Guest's picture

You say to skip the fee you can donate the coins to charity... but Coinstar still takes out a reduced fee of 7.5%... which seems very high! I would rather see people donate cash directly to an organization rather than doing it through Coinstar

Guest's picture
Guest

Most Casinos have Fast and Free coin counters. If you have the discipline to leave right after using it.

Guest's picture
CJ

I live in a small town and we have a satellite branch near my house. They prefer that you don't roll change. But they do let me drop off a bag of change with a blank deposit slip in the morning and they put it through the machine when it gets slow and then deposit it to my account. The receipt shows up in my mailbox the next day. No charges and they haven't messed up yet.

Guest's picture

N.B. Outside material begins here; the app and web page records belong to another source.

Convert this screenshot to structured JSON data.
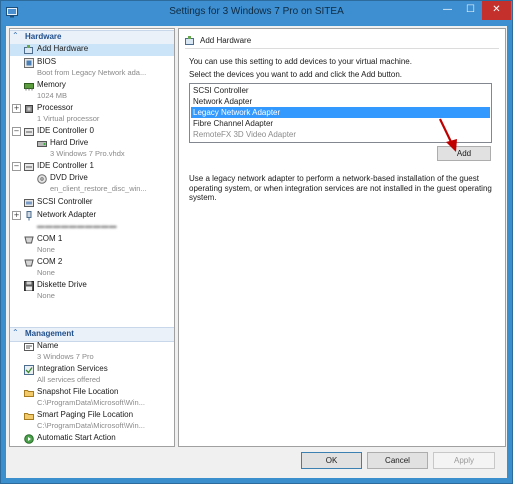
{
  "window": {
    "title": "Settings for 3 Windows 7 Pro on SITEA"
  },
  "titlebar": {
    "min_glyph": "—",
    "max_glyph": "☐",
    "close_glyph": "✕"
  },
  "sidebar": {
    "hardware_header": "Hardware",
    "management_header": "Management",
    "hardware_items": [
      {
        "name": "Add Hardware",
        "sub": ""
      },
      {
        "name": "BIOS",
        "sub": "Boot from Legacy Network ada..."
      },
      {
        "name": "Memory",
        "sub": "1024 MB"
      },
      {
        "name": "Processor",
        "sub": "1 Virtual processor"
      },
      {
        "name": "IDE Controller 0",
        "sub": ""
      },
      {
        "name": "Hard Drive",
        "sub": "3 Windows 7 Pro.vhdx"
      },
      {
        "name": "IDE Controller 1",
        "sub": ""
      },
      {
        "name": "DVD Drive",
        "sub": "en_client_restore_disc_win..."
      },
      {
        "name": "SCSI Controller",
        "sub": ""
      },
      {
        "name": "Network Adapter",
        "sub": ""
      },
      {
        "name": "COM 1",
        "sub": "None"
      },
      {
        "name": "COM 2",
        "sub": "None"
      },
      {
        "name": "Diskette Drive",
        "sub": "None"
      }
    ],
    "management_items": [
      {
        "name": "Name",
        "sub": "3 Windows 7 Pro"
      },
      {
        "name": "Integration Services",
        "sub": "All services offered"
      },
      {
        "name": "Snapshot File Location",
        "sub": "C:\\ProgramData\\Microsoft\\Win..."
      },
      {
        "name": "Smart Paging File Location",
        "sub": "C:\\ProgramData\\Microsoft\\Win..."
      },
      {
        "name": "Automatic Start Action",
        "sub": ""
      }
    ]
  },
  "main": {
    "header": "Add Hardware",
    "intro": "You can use this setting to add devices to your virtual machine.",
    "instruction": "Select the devices you want to add and click the Add button.",
    "devices": [
      {
        "label": "SCSI Controller",
        "state": "normal"
      },
      {
        "label": "Network Adapter",
        "state": "normal"
      },
      {
        "label": "Legacy Network Adapter",
        "state": "selected"
      },
      {
        "label": "Fibre Channel Adapter",
        "state": "normal"
      },
      {
        "label": "RemoteFX 3D Video Adapter",
        "state": "disabled"
      }
    ],
    "add_button": "Add",
    "description_lines": [
      "Use a legacy network adapter to perform a network-based installation of the guest",
      "operating system, or when integration services are not installed in the guest operating",
      "system."
    ]
  },
  "footer": {
    "ok": "OK",
    "cancel": "Cancel",
    "apply": "Apply"
  },
  "colors": {
    "selection": "#3399ff",
    "titlebar": "#3d8fd1",
    "close": "#c4302b",
    "arrow": "#c00000"
  },
  "icons": [
    "app-icon",
    "chevron-up-icon",
    "add-hardware-icon",
    "bios-icon",
    "memory-icon",
    "processor-icon",
    "ide-controller-icon",
    "hard-drive-icon",
    "dvd-drive-icon",
    "scsi-controller-icon",
    "network-adapter-icon",
    "com-port-icon",
    "diskette-drive-icon",
    "name-icon",
    "integration-services-icon",
    "folder-icon",
    "start-action-icon"
  ]
}
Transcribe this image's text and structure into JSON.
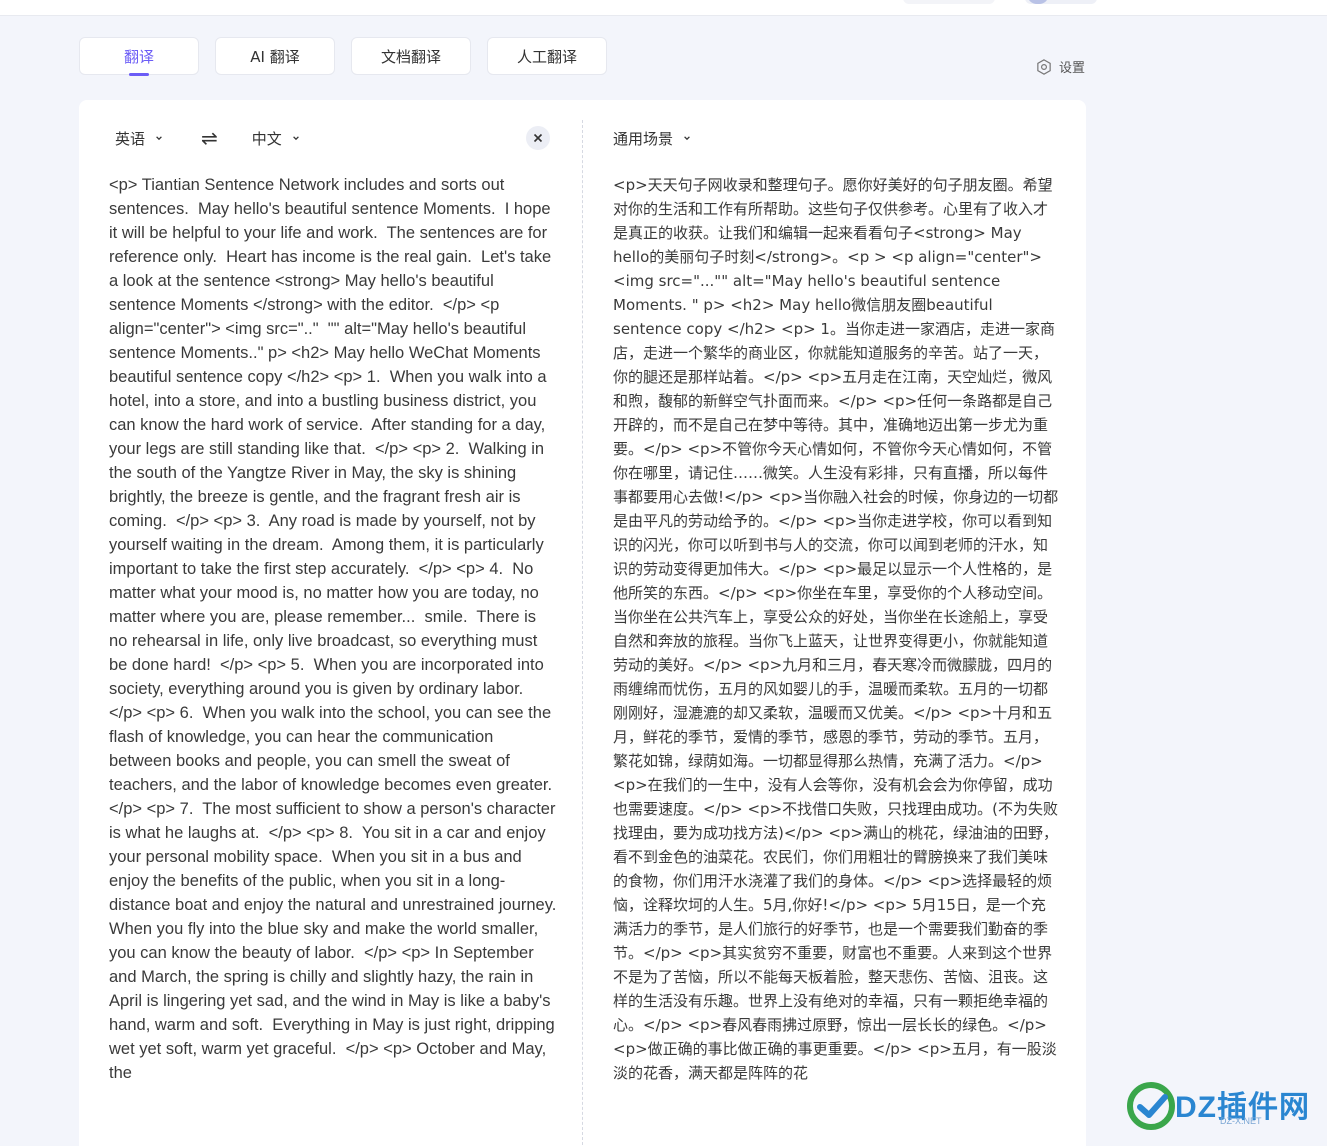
{
  "tabs": [
    {
      "label": "翻译",
      "active": true
    },
    {
      "label": "AI 翻译",
      "active": false
    },
    {
      "label": "文档翻译",
      "active": false
    },
    {
      "label": "人工翻译",
      "active": false
    }
  ],
  "settings_label": "设置",
  "source": {
    "language": "英语",
    "text": "<p> Tiantian Sentence Network includes and sorts out sentences.  May hello's beautiful sentence Moments.  I hope it will be helpful to your life and work.  The sentences are for reference only.  Heart has income is the real gain.  Let's take a look at the sentence <strong> May hello's beautiful sentence Moments </strong> with the editor.  </p> <p align=\"center\"> <img src=\"..\"  \"\" alt=\"May hello's beautiful sentence Moments..\" p> <h2> May hello WeChat Moments beautiful sentence copy </h2> <p> 1.  When you walk into a hotel, into a store, and into a bustling business district, you can know the hard work of service.  After standing for a day, your legs are still standing like that.  </p> <p> 2.  Walking in the south of the Yangtze River in May, the sky is shining brightly, the breeze is gentle, and the fragrant fresh air is coming.  </p> <p> 3.  Any road is made by yourself, not by yourself waiting in the dream.  Among them, it is particularly important to take the first step accurately.  </p> <p> 4.  No matter what your mood is, no matter how you are today, no matter where you are, please remember...  smile.  There is no rehearsal in life, only live broadcast, so everything must be done hard!  </p> <p> 5.  When you are incorporated into society, everything around you is given by ordinary labor.  </p> <p> 6.  When you walk into the school, you can see the flash of knowledge, you can hear the communication between books and people, you can smell the sweat of teachers, and the labor of knowledge becomes even greater.  </p> <p> 7.  The most sufficient to show a person's character is what he laughs at.  </p> <p> 8.  You sit in a car and enjoy your personal mobility space.  When you sit in a bus and enjoy the benefits of the public, when you sit in a long-distance boat and enjoy the natural and unrestrained journey.  When you fly into the blue sky and make the world smaller, you can know the beauty of labor.  </p> <p> In September and March, the spring is chilly and slightly hazy, the rain in April is lingering yet sad, and the wind in May is like a baby's hand, warm and soft.  Everything in May is just right, dripping wet yet soft, warm yet graceful.  </p> <p> October and May, the"
  },
  "swap_icon": "⇌",
  "target": {
    "language": "中文",
    "scene": "通用场景",
    "text": "<p>天天句子网收录和整理句子。愿你好美好的句子朋友圈。希望对你的生活和工作有所帮助。这些句子仅供参考。心里有了收入才是真正的收获。让我们和编辑一起来看看句子<strong> May hello的美丽句子时刻</strong>。<p > <p align=\"center\"> <img src=\"...\"\" alt=\"May hello's beautiful sentence Moments. \" p> <h2> May hello微信朋友圈beautiful sentence copy </h2> <p> 1。当你走进一家酒店，走进一家商店，走进一个繁华的商业区，你就能知道服务的辛苦。站了一天，你的腿还是那样站着。</p> <p>五月走在江南，天空灿烂，微风和煦，馥郁的新鲜空气扑面而来。</p> <p>任何一条路都是自己开辟的，而不是自己在梦中等待。其中，准确地迈出第一步尤为重要。</p> <p>不管你今天心情如何，不管你今天心情如何，不管你在哪里，请记住……微笑。人生没有彩排，只有直播，所以每件事都要用心去做!</p> <p>当你融入社会的时候，你身边的一切都是由平凡的劳动给予的。</p> <p>当你走进学校，你可以看到知识的闪光，你可以听到书与人的交流，你可以闻到老师的汗水，知识的劳动变得更加伟大。</p> <p>最足以显示一个人性格的，是他所笑的东西。</p> <p>你坐在车里，享受你的个人移动空间。当你坐在公共汽车上，享受公众的好处，当你坐在长途船上，享受自然和奔放的旅程。当你飞上蓝天，让世界变得更小，你就能知道劳动的美好。</p> <p>九月和三月，春天寒冷而微朦胧，四月的雨缠绵而忧伤，五月的风如婴儿的手，温暖而柔软。五月的一切都刚刚好，湿漉漉的却又柔软，温暖而又优美。</p> <p>十月和五月，鲜花的季节，爱情的季节，感恩的季节，劳动的季节。五月，繁花如锦，绿荫如海。一切都显得那么热情，充满了活力。</p> <p>在我们的一生中，没有人会等你，没有机会会为你停留，成功也需要速度。</p> <p>不找借口失败，只找理由成功。(不为失败找理由，要为成功找方法)</p> <p>满山的桃花，绿油油的田野，看不到金色的油菜花。农民们，你们用粗壮的臂膀换来了我们美味的食物，你们用汗水浇灌了我们的身体。</p> <p>选择最轻的烦恼，诠释坎坷的人生。5月,你好!</p> <p> 5月15日，是一个充满活力的季节，是人们旅行的好季节，也是一个需要我们勤奋的季节。</p> <p>其实贫穷不重要，财富也不重要。人来到这个世界不是为了苦恼，所以不能每天板着脸，整天悲伤、苦恼、沮丧。这样的生活没有乐趣。世界上没有绝对的幸福，只有一颗拒绝幸福的心。</p> <p>春风春雨拂过原野，惊出一层长长的绿色。</p> <p>做正确的事比做正确的事更重要。</p> <p>五月，有一股淡淡的花香，满天都是阵阵的花"
  },
  "watermark": {
    "text": "DZ插件网",
    "sub": "DZ-X.NET"
  }
}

I roll my own sans the machine. We don't have a branch close enough to us to justify it, but we get the rolls for free from the bank!

That's a good point, Christie Struck! I trust my own counting abilities over a machine any day.

Guest's picture
Edward

I've read blog posts on PF sites where the person says it really isn't "worth their time" rolling pennies because they could be making more per hour doing many other actvities. I do it while watching TV or during a brainless movie. Time when I normally wouldn't be doing anything with my hands anyway. It's odd because rolling coins actually becomes sort of zen for me after I've been doing it for an hour--it's somehow relaxing. So, there's not only a small financial benefit, but a small psychological benefit for me with that activity.

Julie Rains's picture

Thanks Edward, glad you enjoy this task. As for me, I used to like rolling coins but I am out of practice now and so enjoy taking the coins to my bank, where they count it for free.

Guest's picture
Guest

I tried depositing a bag of coins today at Chase and was told they did not have a change counter, nor did any local branch. "A bank w/o a means to count loose change?" That's an oxymoron. "You are a bank that handles currency whether it's cash or coin... correct? Then I should be able to deposit posse coins, no matter how many. Until coins are no longer an accepted means of currency, banks should be required to have the means to count change for it's customers". Period!